Things continue to change on the home front as well.  A lot of my energy in 2012 went into securing a spot and establishing the Boy in a new school which is a better fit for the way he learns. The Girl has plans to jump ship this year as well in favour of a specialized program at a new school.   While I know it’ll be a good program for her I am selfishly sorry to see her leave our home school, where I’ve known the other parents, staff and principal for the past 6 years.  My experience with the Boy’s new school tells me that I’ll have very little contact with the communities in the new schools and this contributes to the sort of ‘adrift’ feeling I’m experiencing.

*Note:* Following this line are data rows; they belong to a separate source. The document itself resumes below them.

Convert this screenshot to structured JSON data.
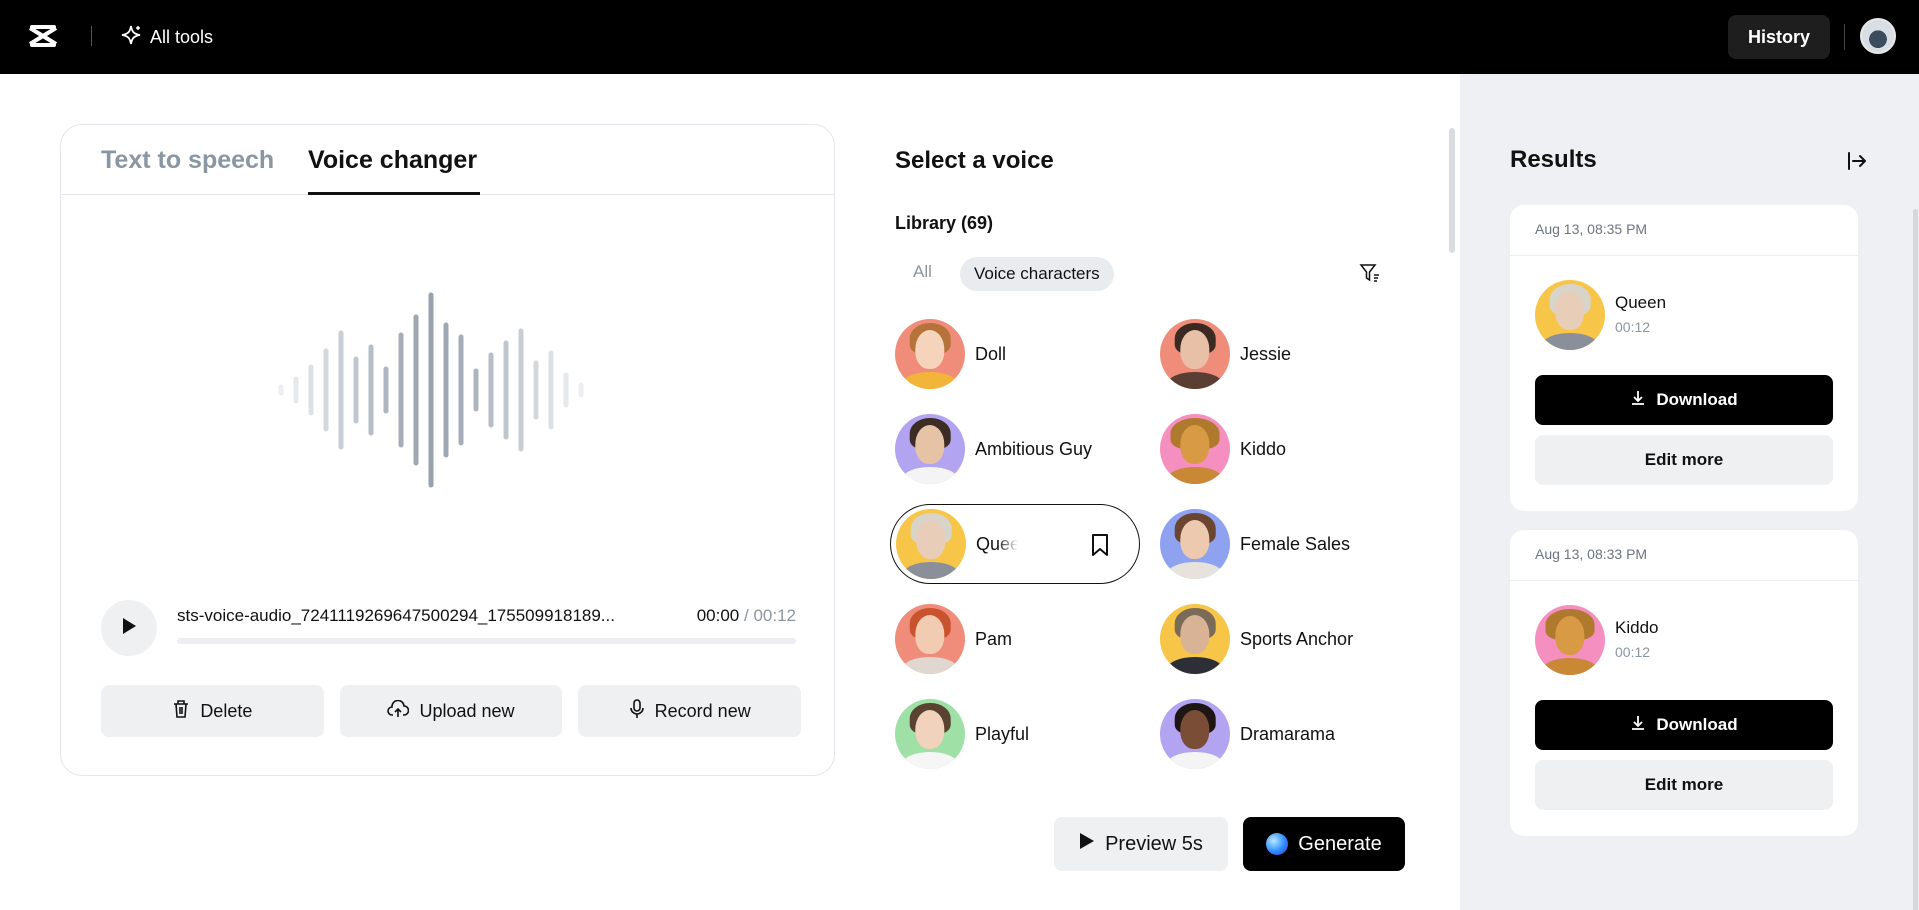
{
  "topbar": {
    "all_tools_label": "All tools",
    "history_label": "History"
  },
  "editor": {
    "tabs": [
      {
        "label": "Text to speech",
        "active": false
      },
      {
        "label": "Voice changer",
        "active": true
      }
    ],
    "player": {
      "file_name": "sts-voice-audio_7241119269647500294_175509918189...",
      "current_time": "00:00",
      "separator": "/",
      "total_time": "00:12",
      "progress": 0
    },
    "actions": {
      "delete_label": "Delete",
      "upload_label": "Upload new",
      "record_label": "Record new"
    }
  },
  "voices": {
    "title": "Select a voice",
    "library_label": "Library (69)",
    "filters": {
      "all": "All",
      "voice_characters": "Voice characters"
    },
    "selected": "Queen",
    "items": [
      {
        "name": "Doll",
        "bg": "#f08d7a"
      },
      {
        "name": "Jessie",
        "bg": "#f08d7a"
      },
      {
        "name": "Ambitious Guy",
        "bg": "#b3a4f2"
      },
      {
        "name": "Kiddo",
        "bg": "#f48fc0"
      },
      {
        "name": "Queen",
        "bg": "#f7c648"
      },
      {
        "name": "Female Sales",
        "bg": "#8fa2f0"
      },
      {
        "name": "Pam",
        "bg": "#f08d7a"
      },
      {
        "name": "Sports Anchor",
        "bg": "#f7c648"
      },
      {
        "name": "Playful",
        "bg": "#9fe0a6"
      },
      {
        "name": "Dramarama",
        "bg": "#b3a4f2"
      }
    ],
    "preview_label": "Preview 5s",
    "generate_label": "Generate"
  },
  "results": {
    "title": "Results",
    "items": [
      {
        "date": "Aug 13, 08:35 PM",
        "name": "Queen",
        "duration": "00:12",
        "download_label": "Download",
        "edit_label": "Edit more"
      },
      {
        "date": "Aug 13, 08:33 PM",
        "name": "Kiddo",
        "duration": "00:12",
        "download_label": "Download",
        "edit_label": "Edit more"
      }
    ]
  },
  "icons": {
    "logo": "capcut-logo-icon",
    "all_tools": "sparkle-icon",
    "play": "play-icon",
    "delete": "trash-icon",
    "upload": "cloud-upload-icon",
    "record": "microphone-icon",
    "filter": "filter-icon",
    "bookmark": "bookmark-icon",
    "collapse": "collapse-panel-icon",
    "download": "download-icon"
  }
}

I once read a truly awful novel in which a shy southern beauty is sent to live with her grandma for the summer.  When our heroine meets with some crisis or other, her grandma quaintly explains that in our lives we have sunshine years, rainy years and growing years.  Awful novel aside, I’ve always remembered that idea.  I’ve had a couple of very sunny years lately, but I wonder if 2013 might be of the growing variety.  A growing year isn’t something I dread, on the contrary – it’s exciting and important and always just what I need.  In any case, however I feel about it, it’s coming so I’d best embrace it.

But first, more tea.

Happy 2013 and may your year be just what you need it to be.